Plus, your survivors are watching. ”17 (Heathfield, S, 2009) After downsizing it is important to direct as much energy as possible into the employees that have survived the wave of downsizing as they are likely to be suffering from low morale. If this energy is directed properly it can help with quicker recovery after downsizing and will minimise the damage to trust between staff and management, and can also help to boost productivity even though the there has been downsizing this could be seen as consolidation.
Finally employees that remain must be given assurances that they are valued, this is most effective when it is done on a one to one basis where the employee is reassured of their value to the organisation and the security of their position within the organisation. It is evident from this piece it can be seen that there is much empirical evidence to suggest that downsizing can be a damaging form of organisational change and there is very little to suggest that it is of benefit. However if downsizing is to be deployed as a form of organisational change it is important that it is only used where necessary to avoid ‘corporate anorexia. Also when it has been decided that downsizing is the best however unpalatable option it is vitally important that the organisation has an established set of best practices to implement the downsizing and that the management team is ready to oversee the downsizing and work hard with the survivors to regain trust and improve overall organisation performance. Bibliography The following sources were used in the compiling of this project: 1 http://swoba. hhs. se/hastba/papers/hastba2006_001. pdf 2 http://www. cmr-journal. org/article/viewfile/72/34: Article entitled How Do Organizations Implement Downsizing? 3 http://www. mr-journal. org/article/viewfile/72/34 Article entitled How Do Organizations Implement Downsizing? 4 http://www. cmr-journal. org/article/viewfile/72/34 Article entitled How Do Organizations Implement Downsizing? 5 http://www. cmr-journal. org/article/viewfile/72/34 Article entitled How Do Organizations Implement Downsizing? 6 http://swoba. hhs. se/hastba/papers/hastba2006_001. pdf 7 Downsizing in America-Reality, Causes and Consequences. Page 16. By William J. Baumol, Alan Blinder, and Edward N. Wolff. Published by Russell Sage Foundation. 8 The Employment Relationship -Key Challenges for H.
R. By Paul R. Sparrow and Cary L. Cooper. Published by Butterworth Heinemann. 9 http://hr. blr. com/news. aspx? id=7457 10 http://swoba. hhs. se/hastba/papers/hastba2006_001. pdf 11 http://swoba. hhs. se/hastba/papers/hastba2006_001. pdf 12 Competing for the Future. By Gary Hamel and C. K. Prahalad. Page 12. Published by Harvard Business Press. Accessed through: http://books. google. ie/books? id=rgvGFiiYCXYC&pg=PA12&lpg=PA12&dq=corporate+anorexia+hamel+and+prahalad&source=bl&ots=BtoG_Ytyac&sig=mK-90ek2Fh_M6pvDbV24PRtfV2M&hl=en&ei=fGTCSaG8B6SLjAequZWfCw&sa=X&oi=book_result&resnum=1&ct=result 3 The Employment Relationship -Key Challenges for H. R. By Paul R. Sparrow and Cary L. Cooper.
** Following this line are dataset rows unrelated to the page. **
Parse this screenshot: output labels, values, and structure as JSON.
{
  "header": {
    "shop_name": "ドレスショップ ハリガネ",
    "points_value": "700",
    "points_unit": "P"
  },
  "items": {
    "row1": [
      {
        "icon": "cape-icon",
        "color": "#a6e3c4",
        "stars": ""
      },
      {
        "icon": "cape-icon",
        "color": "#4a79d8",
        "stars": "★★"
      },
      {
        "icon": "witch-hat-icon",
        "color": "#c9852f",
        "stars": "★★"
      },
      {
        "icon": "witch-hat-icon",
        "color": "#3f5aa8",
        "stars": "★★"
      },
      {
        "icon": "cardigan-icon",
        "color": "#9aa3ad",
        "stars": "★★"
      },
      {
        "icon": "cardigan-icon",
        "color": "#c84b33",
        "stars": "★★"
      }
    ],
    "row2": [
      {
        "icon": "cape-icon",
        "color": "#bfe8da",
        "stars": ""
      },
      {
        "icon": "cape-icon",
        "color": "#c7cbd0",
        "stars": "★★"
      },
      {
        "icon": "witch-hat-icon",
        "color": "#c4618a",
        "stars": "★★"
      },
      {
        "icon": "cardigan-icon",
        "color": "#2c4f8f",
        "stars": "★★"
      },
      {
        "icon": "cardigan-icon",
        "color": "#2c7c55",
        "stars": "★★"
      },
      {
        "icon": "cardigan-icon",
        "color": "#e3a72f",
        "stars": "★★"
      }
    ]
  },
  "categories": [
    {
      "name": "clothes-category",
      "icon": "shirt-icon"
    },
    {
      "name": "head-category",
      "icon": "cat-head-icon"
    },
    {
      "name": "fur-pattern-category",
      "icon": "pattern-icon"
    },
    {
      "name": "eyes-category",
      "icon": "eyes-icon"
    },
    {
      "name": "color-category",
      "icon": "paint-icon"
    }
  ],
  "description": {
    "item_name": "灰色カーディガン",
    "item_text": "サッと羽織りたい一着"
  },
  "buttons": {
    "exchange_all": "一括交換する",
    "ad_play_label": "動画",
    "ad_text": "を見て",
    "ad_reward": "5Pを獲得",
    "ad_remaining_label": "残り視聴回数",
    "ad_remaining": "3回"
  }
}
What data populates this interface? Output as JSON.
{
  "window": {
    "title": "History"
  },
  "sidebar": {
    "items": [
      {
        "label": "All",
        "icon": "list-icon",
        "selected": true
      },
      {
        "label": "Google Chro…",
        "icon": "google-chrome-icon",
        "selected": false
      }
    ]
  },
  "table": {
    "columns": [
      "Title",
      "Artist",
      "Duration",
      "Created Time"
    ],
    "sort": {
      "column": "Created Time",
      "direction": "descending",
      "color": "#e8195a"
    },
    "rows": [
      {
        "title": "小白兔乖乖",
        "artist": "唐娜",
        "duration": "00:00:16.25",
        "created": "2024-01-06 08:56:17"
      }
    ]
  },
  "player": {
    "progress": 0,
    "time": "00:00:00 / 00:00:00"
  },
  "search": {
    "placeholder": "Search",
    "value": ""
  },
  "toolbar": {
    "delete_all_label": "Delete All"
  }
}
Published by Butterworth Heinemann. 14 http://en. wikipedia. org/wiki/Best_practices 15 http://humanresources. about. com/od/layoffsdownsizing/a/downsizing. htm 16 Campbell-Jameson, F. , Worral, L, and Cooper C, 2001. Downsizing in Britain and its effects on survivors and their organisations. ‘Anxiety, Stress and Coping’ Vol 14, p. 35. 17 http://humanresources. about. com/od/layoffsdownsizing/a/downsizing2. htm